I hadn't touched Cesta's code in over a year, and it was getting pretty crufty even then, so I didn't bother trying to modernize it. Instead, I'm applying a marvelous technique I learned from John Brewer: TONSO, or Take Off and Nuke the Site from Orbit.
(It's the only way to be sure.)
The interesting thing is how fast it's come along. I bootstrapped the core system (with an Ethernet decoder) in an evening of work, while distracted by clee and Ben-from-Apple. Starting from a clean slate really helps you reduce a system to its essentials -- and working in Objective-C didn't hurt either. (Still one of my favorite languages of all time.)
I've rebuilt most of what the last Cesta generation could do, and killed off a number of ingrained-but-incorrect assumptions in the old domain model. We should have feature-parity with Wireshark in the not-too-distant future, which is not a slam against the Wireshark devs by any means -- they're very smart. No, it's a tribute to how easy developing Mac software in Objective-C has become.
We're targeting Tiger-and-later with this rev, whereas the original Cesta worked all the way back to 10.2. This makes things a lot cleaner: Mac OS X really is evolving at a breakneck pace, and while all the old APIs are still supported (and much faster), there are new ways of doing everything that are so much better.

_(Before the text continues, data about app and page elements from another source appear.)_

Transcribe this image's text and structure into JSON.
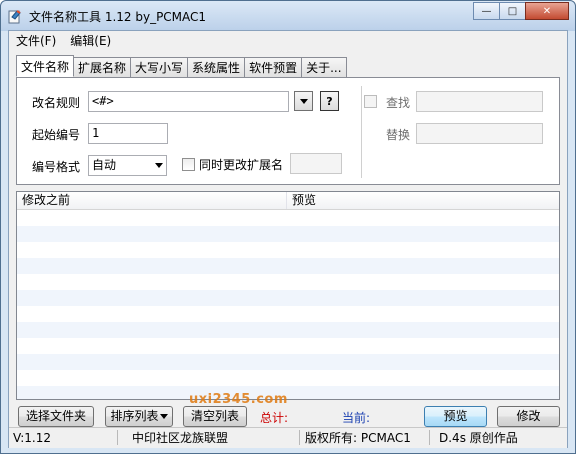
{
  "window": {
    "title": "文件名称工具 1.12  by_PCMAC1",
    "minimize_glyph": "—",
    "maximize_glyph": "□",
    "close_glyph": "✕",
    "app_icon": "rename-tool-icon"
  },
  "menu": [
    "文件(F)",
    "编辑(E)"
  ],
  "tabs": [
    "文件名称",
    "扩展名称",
    "大写小写",
    "系统属性",
    "软件预置",
    "关于..."
  ],
  "form": {
    "rule_label": "改名规则",
    "rule_value": "<#>",
    "help_glyph": "?",
    "start_label": "起始编号",
    "start_value": "1",
    "format_label": "编号格式",
    "format_value": "自动",
    "ext_sync_label": "同时更改扩展名",
    "ext_sync_checked": false,
    "find_label": "查找",
    "find_checked": false,
    "find_value": "",
    "replace_label": "替换",
    "replace_value": ""
  },
  "list": {
    "columns": [
      "修改之前",
      "预览"
    ],
    "rows": []
  },
  "buttons": {
    "select_files": "选择文件夹",
    "sort_list": "排序列表",
    "clear_list": "清空列表",
    "preview": "预览",
    "modify": "修改"
  },
  "stats": {
    "total_label": "总计:",
    "current_label": "当前:",
    "total_color": "#cc0000",
    "current_color": "#1a3fb0"
  },
  "statusbar": {
    "version": "V:1.12",
    "community": "中印社区",
    "league": "龙族联盟",
    "copyright": "版权所有: PCMAC1",
    "original": "D.4s 原创作品"
  },
  "watermark": "uxi2345.com"
}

Case in point: Cocoa Bindings. Much of the code in Cesta Of Old was dedicated to shuttling pieces of data onto, and off of, the screen. I'm a user-interface geek, so it had to be blindingly fast, absolutely intuitive, and as fluid as Mac apps are expected to be -- and I paid for my high standards in code.
Now? There is no code.
Using Cocoa Bindings, I wire up my UI widgets to my underlying domain model using Interface Builder, and the runtime figures out how best to move and cache the data. The new Cesta UI is entirely Bindings-driven, leaving the whole user interface as a thin projection of the underlying objects -- from the chooser that lets you pick the network interface(s) to capture from, right up to the three-paned packet list and dissector.
If I have to, I can drop in optimizations where needed (Objective-C's category mechanism keeps it clean) -- but thus far, it hasn't been necessary. Cocoa Bindings is fast; far faster than I expected, and they say it'll only get faster with time. It doesn't break a sweat displaying hundreds of thousands of decoded packets in a table. I am impressed.
(I met the folks behind the Bindings API at a recent Cocoaheads meeting, and not only do they produce great things, they're also very friendly and tolerant of n00b questions.)
Not having to hand-code the user interface has freed me up to work on more interesting parts of the application. In the two weeks that this Cesta codebase has been under development, we've added features that I only dreamed of in the last rev. For example, Cesta can now integrate data from any number of network interfaces in a single capture, and can attach and detach interfaces on the fly. (These changes are even recorded inline, right in the capture, for future reference.)
It's also grown a general framework for finding, highlighting, and explaining problems in packets. If an IP checksum is wrong, for example, it's highlighted in the UI, and the user can see a localized explanation of the issue.
We have found one issue, however. clee is totally new to Cocoa, just having cracked open the Hillegass book, and the Cesta codebase is total greek to him -- even though he's a very sharp programmer, fluent in half a dozen languages.
I can't blame him. The main difference between this Cesta and the last is that I now fully grok the Cocoa application/document architecture. It took me a couple years of diligent study to get everything right (because some important parts of it are not terribly well-documented -- and I didn't have the Hillegass book). To a newcomer, the control flow is almost entirely opaque. Sure, you can see that CSCaptureDocument seems to be some sort of document that holds a capture, but it's never created anywhere -- and neither are most of the other classes! How on earth do they talk to each other?
The answer, of course, is that a good chunk of the application logic is effectively hidden. It's not in the source code; it's in property list files, in the Interface Builder nibs, in interactions with closed-source frameworks. To a programmer used to programming, well, code, and accustomed to fully open-source systems, Cocoa can be pretty mysterious. To really understand a Cocoa application, particularly one that has drank as deeply of the Kool-Aid as Cesta has, one must understand all these non-code resources -- and, in some cases, read the API docs on every dependent class, trying to figure out who calls what delegate method and why.
Ironically, the loose coupling that makes control flow hard to understand is also one of Cocoa's greatest strengths. (Though part of the problem -- possibly a large part -- is Xcode, which is firmly lodged about six years behind the IDE state-of-the-art. From a Java perspective, it feels like my 1999 work in Forte, rather than my 2007 work in Eclipse.)
To diverge even further from the alleged topic of this post, this also worries me on my applications at work. Us loosely-coupled object systems guys are leaning pretty heavily on dependency injection and event-driven applications these days, and it may come to the point where the only way to understand the flow of control is to step through the app in a debugger. Not an ideal solution.
Anyway. Coming back around to Cesta, there's one other point of interest: we'll be open-sourcing this version, most likely under a BSD license. I've been out of real open source development for too long. It'll be good to be back.